→ **Your instructions**:
Please filter the data below down to the lines holding the string "rain".

===== Recorded information =====

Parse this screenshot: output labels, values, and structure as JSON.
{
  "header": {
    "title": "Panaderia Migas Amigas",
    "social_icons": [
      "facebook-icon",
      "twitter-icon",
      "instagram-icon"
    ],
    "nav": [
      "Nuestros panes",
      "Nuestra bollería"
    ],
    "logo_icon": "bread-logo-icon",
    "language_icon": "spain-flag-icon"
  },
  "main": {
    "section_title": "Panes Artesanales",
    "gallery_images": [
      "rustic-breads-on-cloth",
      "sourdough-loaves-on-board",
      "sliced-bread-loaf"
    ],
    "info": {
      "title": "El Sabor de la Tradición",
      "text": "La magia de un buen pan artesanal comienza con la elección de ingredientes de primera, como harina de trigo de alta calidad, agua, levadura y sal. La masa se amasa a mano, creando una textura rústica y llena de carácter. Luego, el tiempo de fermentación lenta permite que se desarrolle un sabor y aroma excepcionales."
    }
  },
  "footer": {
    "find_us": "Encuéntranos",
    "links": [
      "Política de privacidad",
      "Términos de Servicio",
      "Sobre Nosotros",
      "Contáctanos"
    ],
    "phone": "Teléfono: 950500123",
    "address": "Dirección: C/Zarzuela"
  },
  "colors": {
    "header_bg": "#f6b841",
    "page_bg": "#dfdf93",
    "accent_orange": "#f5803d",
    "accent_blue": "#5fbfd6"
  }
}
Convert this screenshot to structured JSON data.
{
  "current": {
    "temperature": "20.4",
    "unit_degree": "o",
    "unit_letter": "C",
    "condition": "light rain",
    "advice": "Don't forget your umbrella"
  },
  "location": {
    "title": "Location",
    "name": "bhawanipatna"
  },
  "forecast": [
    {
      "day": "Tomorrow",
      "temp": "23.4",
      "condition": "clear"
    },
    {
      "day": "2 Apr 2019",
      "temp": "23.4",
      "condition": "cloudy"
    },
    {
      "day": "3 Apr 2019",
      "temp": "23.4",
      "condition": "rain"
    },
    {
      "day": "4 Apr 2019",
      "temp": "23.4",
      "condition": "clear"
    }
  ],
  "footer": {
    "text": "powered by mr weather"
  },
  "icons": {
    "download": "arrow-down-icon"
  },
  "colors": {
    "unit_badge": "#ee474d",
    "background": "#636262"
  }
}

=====

→ **Solved exercise**:
    "condition": "light rain",
      "condition": "rain"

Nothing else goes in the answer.